* _Task brief_: Return all of the listing word for word; the pictures stay out.

Supplied data section start

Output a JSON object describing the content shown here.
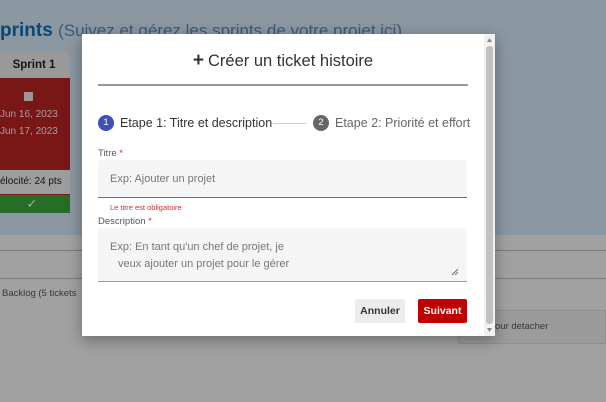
{
  "background": {
    "page_title": "prints",
    "page_subtitle": "(Suivez et gérez les sprints de votre projet ici)",
    "sprint": {
      "name": "Sprint 1",
      "start_date": "Jun 16, 2023",
      "end_date": "Jun 17, 2023",
      "velocity": "élocité: 24 pts"
    },
    "backlog_label": "Backlog (5 tickets",
    "detach_label": "our detacher"
  },
  "modal": {
    "title": "Créer un ticket histoire",
    "steps": [
      {
        "number": "1",
        "label": "Etape 1: Titre et description"
      },
      {
        "number": "2",
        "label": "Etape 2: Priorité et effort"
      }
    ],
    "title_field": {
      "label": "Titre",
      "required_mark": "*",
      "placeholder": "Exp: Ajouter un projet",
      "error": "Le titre est obligatoire"
    },
    "description_field": {
      "label": "Description",
      "required_mark": "*",
      "placeholder_line1": "Exp: En tant qu'un chef de projet, je",
      "placeholder_line2": "veux ajouter un projet pour le gérer"
    },
    "buttons": {
      "cancel": "Annuler",
      "next": "Suivant"
    }
  },
  "colors": {
    "primary_blue": "#3f51b5",
    "danger_red": "#c00000",
    "error_red": "#d32f2f",
    "sprint_red": "#b82323",
    "success_green": "#3aa63a"
  }
}
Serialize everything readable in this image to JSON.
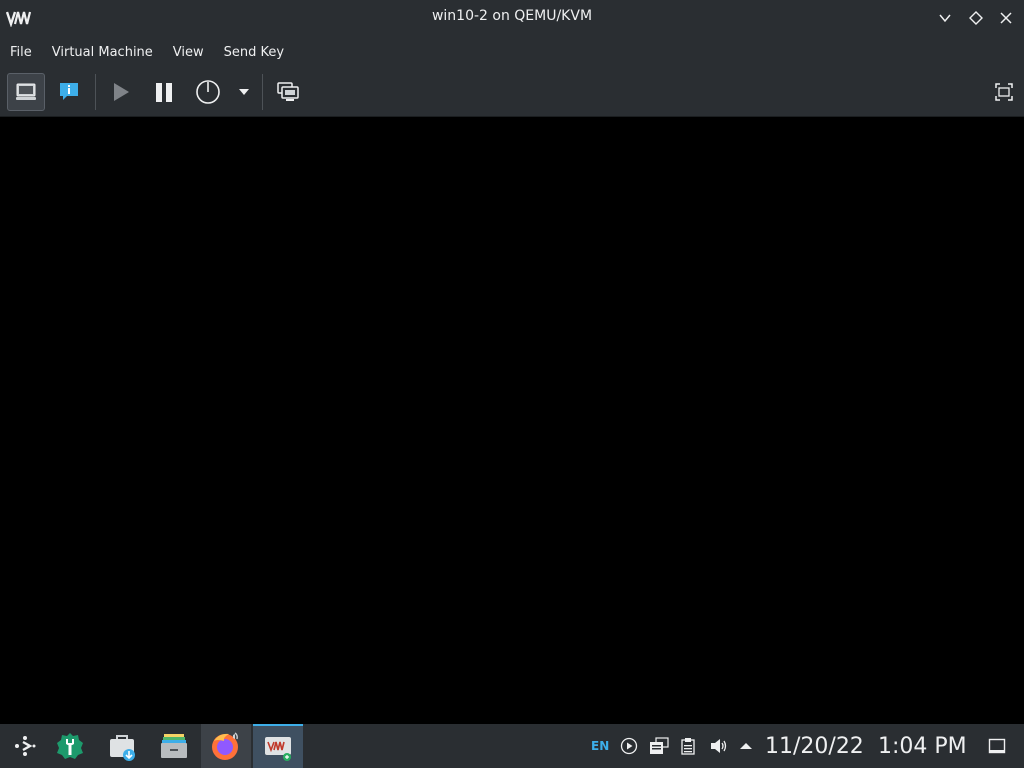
{
  "window": {
    "title": "win10-2 on QEMU/KVM",
    "logo_text": "VM"
  },
  "menu": {
    "items": [
      "File",
      "Virtual Machine",
      "View",
      "Send Key"
    ]
  },
  "toolbar": {
    "buttons": [
      {
        "name": "console-button",
        "icon": "monitor-icon",
        "active": true
      },
      {
        "name": "details-button",
        "icon": "info-bubble-icon",
        "active": false
      },
      {
        "name": "run-button",
        "icon": "play-icon",
        "active": false
      },
      {
        "name": "pause-button",
        "icon": "pause-icon",
        "active": false
      },
      {
        "name": "shutdown-button",
        "icon": "power-icon",
        "active": false
      },
      {
        "name": "shutdown-menu-button",
        "icon": "dropdown-arrow-icon",
        "active": false
      },
      {
        "name": "snapshots-button",
        "icon": "snapshots-icon",
        "active": false
      },
      {
        "name": "fullscreen-button",
        "icon": "fullscreen-icon",
        "active": false
      }
    ]
  },
  "taskbar": {
    "apps": [
      {
        "name": "application-launcher",
        "icon": "kde-launcher-icon"
      },
      {
        "name": "system-settings",
        "icon": "settings-wrench-icon"
      },
      {
        "name": "discover",
        "icon": "discover-bag-icon"
      },
      {
        "name": "dolphin-files",
        "icon": "file-manager-icon"
      },
      {
        "name": "firefox",
        "icon": "firefox-icon"
      },
      {
        "name": "virt-manager",
        "icon": "virt-manager-icon"
      }
    ],
    "tray": {
      "language": "EN",
      "date": "11/20/22",
      "time": "1:04 PM"
    }
  },
  "colors": {
    "titlebar_bg": "#2a2e32",
    "accent": "#3daee9",
    "vm_display_bg": "#000000",
    "text": "#eff0f1"
  }
}
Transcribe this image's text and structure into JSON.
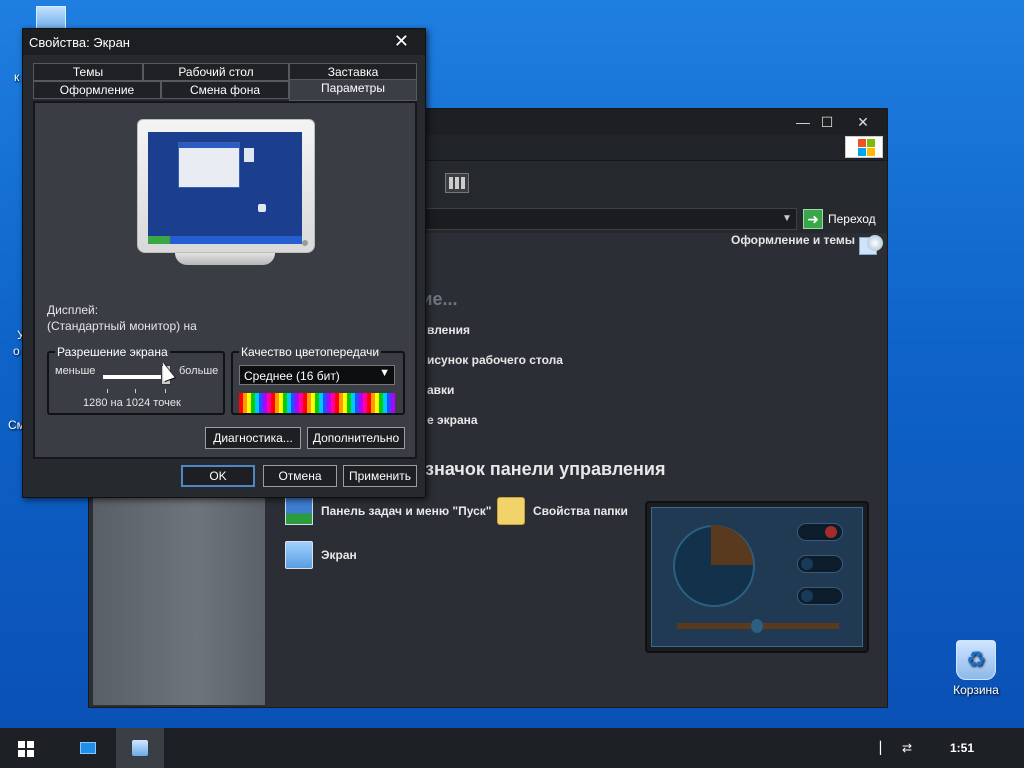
{
  "desktop": {
    "recycle_bin_label": "Корзина",
    "left_labels": [
      "к",
      "У",
      "о",
      "См"
    ]
  },
  "control_panel": {
    "go_label": "Переход",
    "category_link": "Оформление и темы",
    "pick_task_title": "Выберите задание...",
    "tasks": [
      "вления",
      "исунок рабочего стола",
      "авки",
      "е экрана"
    ],
    "pick_icon_title": "значок панели управления",
    "icons": [
      {
        "label": "Панель задач и меню \"Пуск\"",
        "icon": "taskbar-icon"
      },
      {
        "label": "Свойства папки",
        "icon": "folder-options-icon"
      },
      {
        "label": "Экран",
        "icon": "display-icon"
      }
    ]
  },
  "dialog": {
    "title": "Свойства: Экран",
    "tabs_row1": [
      "Темы",
      "Рабочий стол",
      "Заставка"
    ],
    "tabs_row2": [
      "Оформление",
      "Смена фона",
      "Параметры"
    ],
    "active_tab": "Параметры",
    "display_label": "Дисплей:",
    "display_value": "(Стандартный монитор) на",
    "resolution_group": "Разрешение экрана",
    "less": "меньше",
    "more": "больше",
    "resolution_value": "1280 на 1024 точек",
    "color_group": "Качество цветопередачи",
    "color_value": "Среднее (16 бит)",
    "troubleshoot_button": "Диагностика...",
    "advanced_button": "Дополнительно",
    "ok_button": "OK",
    "cancel_button": "Отмена",
    "apply_button": "Применить"
  },
  "taskbar": {
    "clock": "1:51"
  },
  "colors": {
    "desktop": "#0e63c9",
    "window_dark": "#2b2f35",
    "dialog_panel": "#3a3e44",
    "default_button_border": "#4f86c6",
    "go_button": "#3aa64a"
  }
}
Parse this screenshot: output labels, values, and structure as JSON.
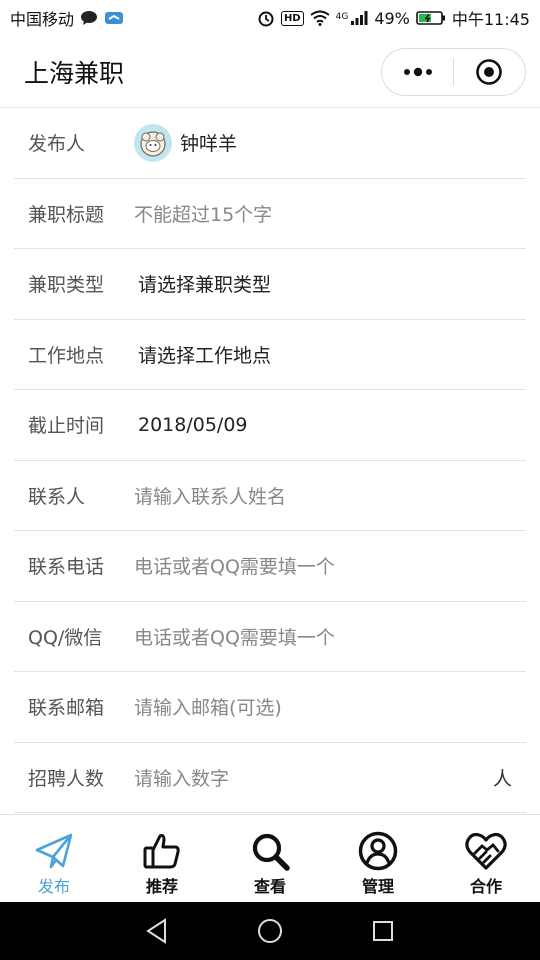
{
  "status_bar": {
    "carrier": "中国移动",
    "battery": "49%",
    "time": "中午11:45",
    "hd": "HD",
    "network": "4G"
  },
  "header": {
    "title": "上海兼职"
  },
  "form": {
    "publisher": {
      "label": "发布人",
      "name": "钟咩羊"
    },
    "rows": [
      {
        "label": "兼职标题",
        "value": "不能超过15个字"
      },
      {
        "label": "兼职类型",
        "value": "请选择兼职类型"
      },
      {
        "label": "工作地点",
        "value": "请选择工作地点"
      },
      {
        "label": "截止时间",
        "value": "2018/05/09"
      },
      {
        "label": "联系人",
        "value": "请输入联系人姓名"
      },
      {
        "label": "联系电话",
        "value": "电话或者QQ需要填一个"
      },
      {
        "label": "QQ/微信",
        "value": "电话或者QQ需要填一个"
      },
      {
        "label": "联系邮箱",
        "value": "请输入邮箱(可选)"
      },
      {
        "label": "招聘人数",
        "value": "请输入数字",
        "unit": "人"
      }
    ]
  },
  "tabs": [
    {
      "label": "发布",
      "icon": "paper-plane-icon",
      "active": true
    },
    {
      "label": "推荐",
      "icon": "thumbs-up-icon"
    },
    {
      "label": "查看",
      "icon": "search-icon"
    },
    {
      "label": "管理",
      "icon": "user-circle-icon"
    },
    {
      "label": "合作",
      "icon": "handshake-heart-icon"
    }
  ],
  "colors": {
    "active_tab": "#4aa3d9",
    "text": "#333333",
    "placeholder": "#888888",
    "divider": "#e3e3e3"
  }
}
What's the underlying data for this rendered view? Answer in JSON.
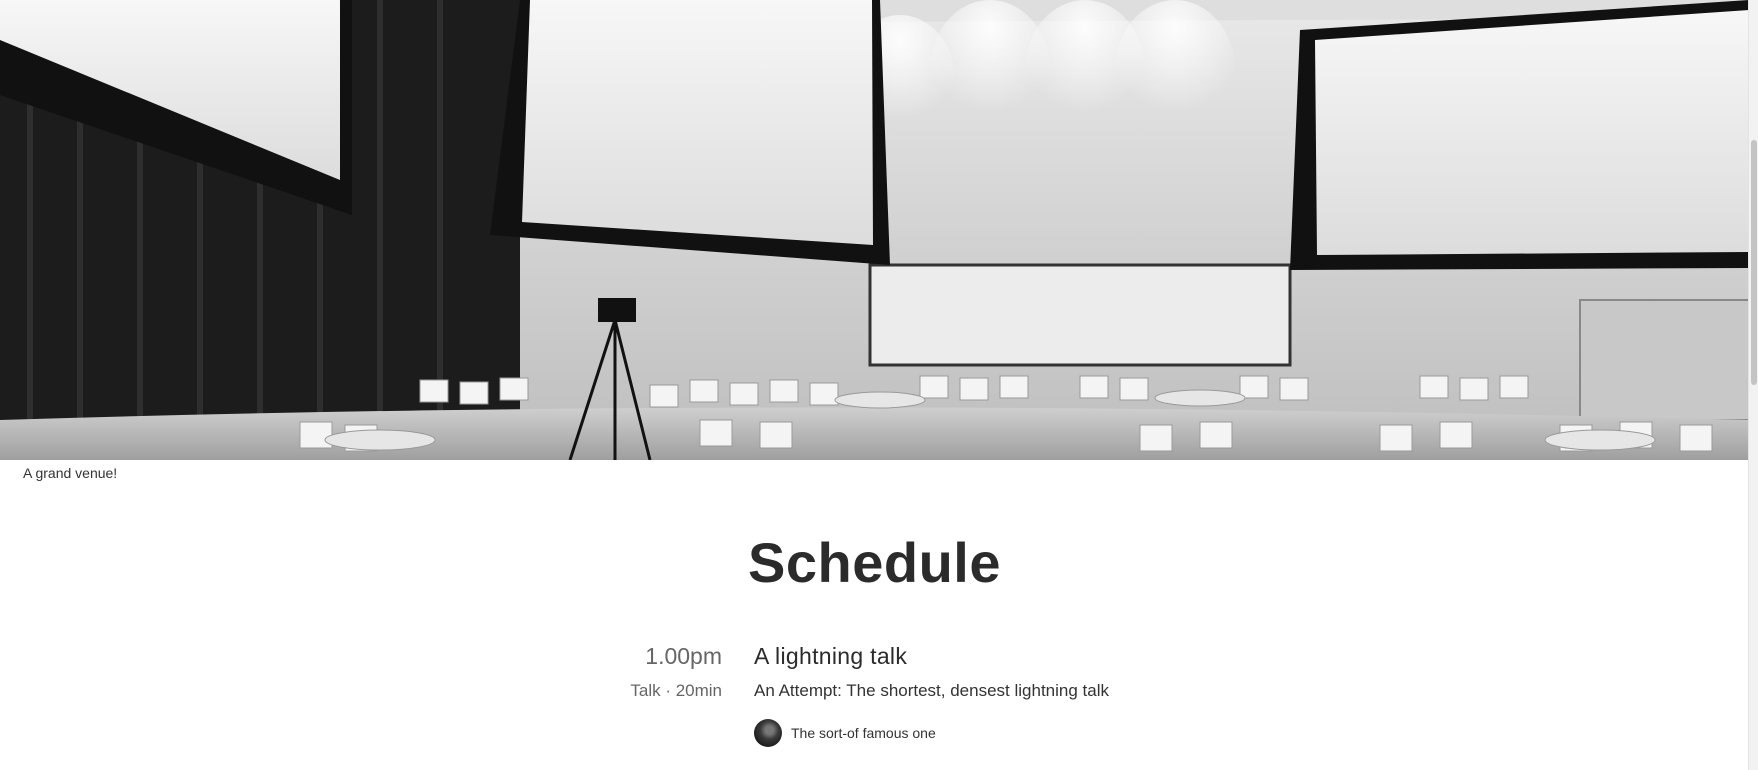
{
  "hero": {
    "image_name": "venue-photo",
    "caption": "A grand venue!"
  },
  "schedule": {
    "heading": "Schedule",
    "items": [
      {
        "time": "1.00pm",
        "meta": "Talk · 20min",
        "title": "A lightning talk",
        "description": "An Attempt: The shortest, densest lightning talk",
        "speaker": "The sort-of famous one",
        "speaker_icon": "avatar"
      }
    ]
  },
  "colors": {
    "background": "#ffffff",
    "heading": "#2b2b2b",
    "muted": "#666666"
  }
}
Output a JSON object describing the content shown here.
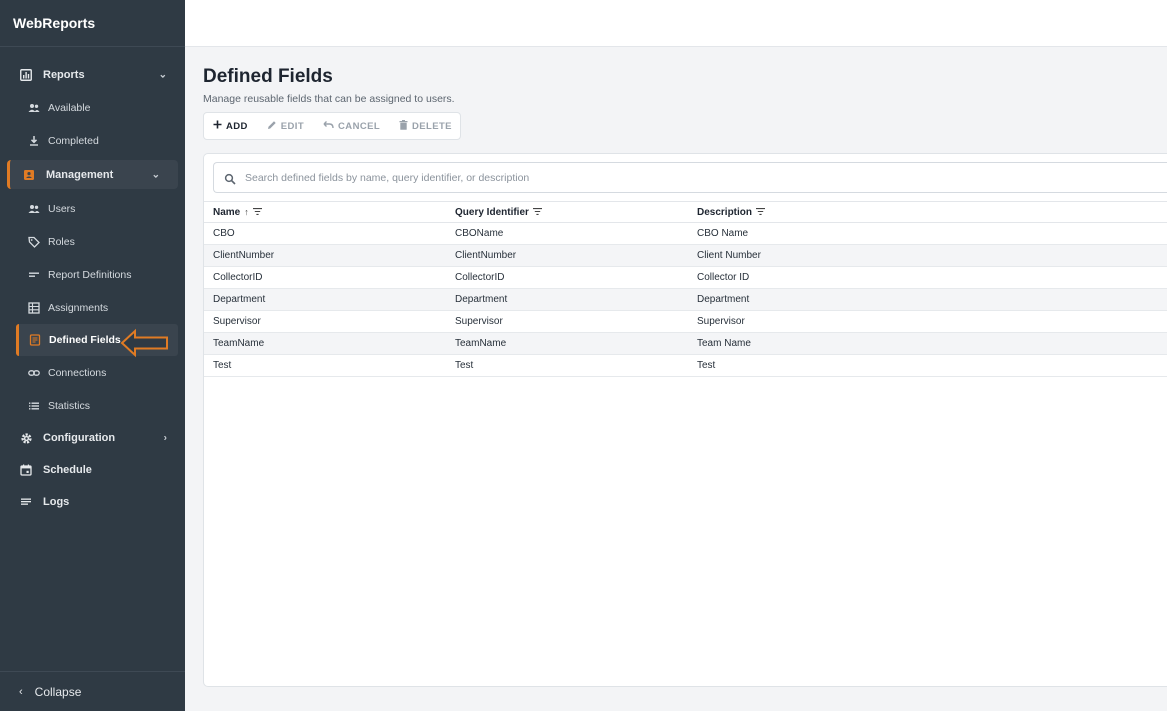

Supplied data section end

* _Reply_:
Output a JSON object describing the content shown here.
{
  "background": {
    "page_title": "prints",
    "page_subtitle": "(Suivez et gérez les sprints de votre projet ici)",
    "sprint": {
      "name": "Sprint 1",
      "start_date": "Jun 16, 2023",
      "end_date": "Jun 17, 2023",
      "velocity": "élocité: 24 pts"
    },
    "backlog_label": "Backlog (5 tickets",
    "detach_label": "our detacher"
  },
  "modal": {
    "title": "Créer un ticket histoire",
    "steps": [
      {
        "number": "1",
        "label": "Etape 1: Titre et description"
      },
      {
        "number": "2",
        "label": "Etape 2: Priorité et effort"
      }
    ],
    "title_field": {
      "label": "Titre",
      "required_mark": "*",
      "placeholder": "Exp: Ajouter un projet",
      "error": "Le titre est obligatoire"
    },
    "description_field": {
      "label": "Description",
      "required_mark": "*",
      "placeholder_line1": "Exp: En tant qu'un chef de projet, je",
      "placeholder_line2": "veux ajouter un projet pour le gérer"
    },
    "buttons": {
      "cancel": "Annuler",
      "next": "Suivant"
    }
  },
  "colors": {
    "primary_blue": "#3f51b5",
    "danger_red": "#c00000",
    "error_red": "#d32f2f",
    "sprint_red": "#b82323",
    "success_green": "#3aa63a"
  }
}
Serialize everything readable in this image to JSON.
{
  "window": {
    "title": "win10-2 on QEMU/KVM",
    "logo_text": "VM"
  },
  "menu": {
    "items": [
      "File",
      "Virtual Machine",
      "View",
      "Send Key"
    ]
  },
  "toolbar": {
    "buttons": [
      {
        "name": "console-button",
        "icon": "monitor-icon",
        "active": true
      },
      {
        "name": "details-button",
        "icon": "info-bubble-icon",
        "active": false
      },
      {
        "name": "run-button",
        "icon": "play-icon",
        "active": false
      },
      {
        "name": "pause-button",
        "icon": "pause-icon",
        "active": false
      },
      {
        "name": "shutdown-button",
        "icon": "power-icon",
        "active": false
      },
      {
        "name": "shutdown-menu-button",
        "icon": "dropdown-arrow-icon",
        "active": false
      },
      {
        "name": "snapshots-button",
        "icon": "snapshots-icon",
        "active": false
      },
      {
        "name": "fullscreen-button",
        "icon": "fullscreen-icon",
        "active": false
      }
    ]
  },
  "taskbar": {
    "apps": [
      {
        "name": "application-launcher",
        "icon": "kde-launcher-icon"
      },
      {
        "name": "system-settings",
        "icon": "settings-wrench-icon"
      },
      {
        "name": "discover",
        "icon": "discover-bag-icon"
      },
      {
        "name": "dolphin-files",
        "icon": "file-manager-icon"
      },
      {
        "name": "firefox",
        "icon": "firefox-icon"
      },
      {
        "name": "virt-manager",
        "icon": "virt-manager-icon"
      }
    ],
    "tray": {
      "language": "EN",
      "date": "11/20/22",
      "time": "1:04 PM"
    }
  },
  "colors": {
    "titlebar_bg": "#2a2e32",
    "accent": "#3daee9",
    "vm_display_bg": "#000000",
    "text": "#eff0f1"
  }
}
Transcribe this image's text and structure into JSON.
{
  "desktop": {
    "recycle_bin_label": "Корзина",
    "left_labels": [
      "к",
      "У",
      "о",
      "См"
    ]
  },
  "control_panel": {
    "go_label": "Переход",
    "category_link": "Оформление и темы",
    "pick_task_title": "Выберите задание...",
    "tasks": [
      "вления",
      "исунок рабочего стола",
      "авки",
      "е экрана"
    ],
    "pick_icon_title": "значок панели управления",
    "icons": [
      {
        "label": "Панель задач и меню \"Пуск\"",
        "icon": "taskbar-icon"
      },
      {
        "label": "Свойства папки",
        "icon": "folder-options-icon"
      },
      {
        "label": "Экран",
        "icon": "display-icon"
      }
    ]
  },
  "dialog": {
    "title": "Свойства: Экран",
    "tabs_row1": [
      "Темы",
      "Рабочий стол",
      "Заставка"
    ],
    "tabs_row2": [
      "Оформление",
      "Смена фона",
      "Параметры"
    ],
    "active_tab": "Параметры",
    "display_label": "Дисплей:",
    "display_value": "(Стандартный монитор) на",
    "resolution_group": "Разрешение экрана",
    "less": "меньше",
    "more": "больше",
    "resolution_value": "1280 на 1024 точек",
    "color_group": "Качество цветопередачи",
    "color_value": "Среднее (16 бит)",
    "troubleshoot_button": "Диагностика...",
    "advanced_button": "Дополнительно",
    "ok_button": "OK",
    "cancel_button": "Отмена",
    "apply_button": "Применить"
  },
  "taskbar": {
    "clock": "1:51"
  },
  "colors": {
    "desktop": "#0e63c9",
    "window_dark": "#2b2f35",
    "dialog_panel": "#3a3e44",
    "default_button_border": "#4f86c6",
    "go_button": "#3aa64a"
  }
}
Parse this screenshot: output labels, values, and structure as JSON.
{
  "status_bar": {
    "carrier": "中国移动",
    "battery": "49%",
    "time": "中午11:45",
    "hd": "HD",
    "network": "4G"
  },
  "header": {
    "title": "上海兼职"
  },
  "form": {
    "publisher": {
      "label": "发布人",
      "name": "钟咩羊"
    },
    "rows": [
      {
        "label": "兼职标题",
        "value": "不能超过15个字"
      },
      {
        "label": "兼职类型",
        "value": "请选择兼职类型"
      },
      {
        "label": "工作地点",
        "value": "请选择工作地点"
      },
      {
        "label": "截止时间",
        "value": "2018/05/09"
      },
      {
        "label": "联系人",
        "value": "请输入联系人姓名"
      },
      {
        "label": "联系电话",
        "value": "电话或者QQ需要填一个"
      },
      {
        "label": "QQ/微信",
        "value": "电话或者QQ需要填一个"
      },
      {
        "label": "联系邮箱",
        "value": "请输入邮箱(可选)"
      },
      {
        "label": "招聘人数",
        "value": "请输入数字",
        "unit": "人"
      }
    ]
  },
  "tabs": [
    {
      "label": "发布",
      "icon": "paper-plane-icon",
      "active": true
    },
    {
      "label": "推荐",
      "icon": "thumbs-up-icon"
    },
    {
      "label": "查看",
      "icon": "search-icon"
    },
    {
      "label": "管理",
      "icon": "user-circle-icon"
    },
    {
      "label": "合作",
      "icon": "handshake-heart-icon"
    }
  ],
  "colors": {
    "active_tab": "#4aa3d9",
    "text": "#333333",
    "placeholder": "#888888",
    "divider": "#e3e3e3"
  }
}
What's the underlying data for this rendered view? Answer in JSON.
{
  "hero": {
    "image_name": "venue-photo",
    "caption": "A grand venue!"
  },
  "schedule": {
    "heading": "Schedule",
    "items": [
      {
        "time": "1.00pm",
        "meta": "Talk · 20min",
        "title": "A lightning talk",
        "description": "An Attempt: The shortest, densest lightning talk",
        "speaker": "The sort-of famous one",
        "speaker_icon": "avatar"
      }
    ]
  },
  "colors": {
    "background": "#ffffff",
    "heading": "#2b2b2b",
    "muted": "#666666"
  }
}
Output a JSON object describing the content shown here.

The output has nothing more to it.